Details: Over 40 Americans who had been on the ship had previously been confirmed as infected and will remain in Japanese hospitals for treatment, NIAID director Anthony Fauci told "Face the Nation" Sunday. The rest were evacuated, and these latest cases were among them. All evacuees will undergo a 14-day quarantine upon arrival later Monday.

Go deeperArrowUpdated 45 mins ago - Health

GM to exit Australia, New Zealand and Thailand

GM's Holden brand is popular among racing fans down under, and it's been a regular fixture at events like the Bathurst 1000 V8 Supercar Race in Australia. Photo: Speed Media/Icon Sportswire via Getty Images

General Motors is retiring its Holden brand from sales in Australia and New Zealand and winding down operations in the two countries and Thailand by 2021, the company confirmed in a statement Monday.

Why it matters: The Holden brand has been in Australia and New Zealand for 160 years, per a GM statement issued in Australia. It is beloved by many motor racing fans down under.
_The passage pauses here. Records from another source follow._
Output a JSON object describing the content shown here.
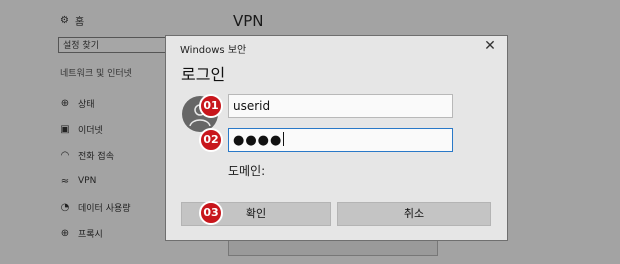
{
  "background": {
    "home": {
      "label": "홈",
      "icon": "gear-icon"
    },
    "search_placeholder": "설정 찾기",
    "section_label": "네트워크 및 인터넷",
    "nav": [
      {
        "label": "상태",
        "icon": "globe-icon"
      },
      {
        "label": "이더넷",
        "icon": "ethernet-icon"
      },
      {
        "label": "전화 접속",
        "icon": "wifi-icon"
      },
      {
        "label": "VPN",
        "icon": "vpn-icon"
      },
      {
        "label": "데이터 사용량",
        "icon": "clock-icon"
      },
      {
        "label": "프록시",
        "icon": "globe-icon"
      }
    ],
    "page_title": "VPN"
  },
  "dialog": {
    "title": "Windows 보안",
    "close_icon": "close-icon",
    "heading": "로그인",
    "username_value": "userid",
    "password_mask": "●●●●",
    "domain_label": "도메인:",
    "ok_label": "확인",
    "cancel_label": "취소"
  },
  "callouts": {
    "one": "01",
    "two": "02",
    "three": "03"
  },
  "colors": {
    "callout": "#c8161c",
    "focus_border": "#2a79c8"
  }
}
Holden produced Australia's first wholly locally made car in 1948.

Go deeperArrowUpdated 2 hours ago - Economy & Business

In photos: Deadly Storm Dennis lashes U.K., Ireland and western France

A family is rescued from a property in Nantgarw, Wales, on Sunday. The storm comes a week after the U.K. was battered by storm Ciara, which killed two people, per the BBC. Photo: Matthew Horwood/Getty Images

Storm Dennis continued to pummel parts of England, Wales and Ireland over Sunday night with heavy rain after battering Northern Ireland and Scotland, per the official British weather agency the Met Office.

Why it matters: It's the second-strongest nontropical storm ever recorded in the North Atlantic Ocean, with its hurricane-force winds and heavy rains that caused widespread flooding across the U.K., the Washington Post notes. Police in Wales confirmed Sunday they found the body of a man who fell into a river as the storm lashed Ystradgynlais.

See photosArrow4 hours ago - World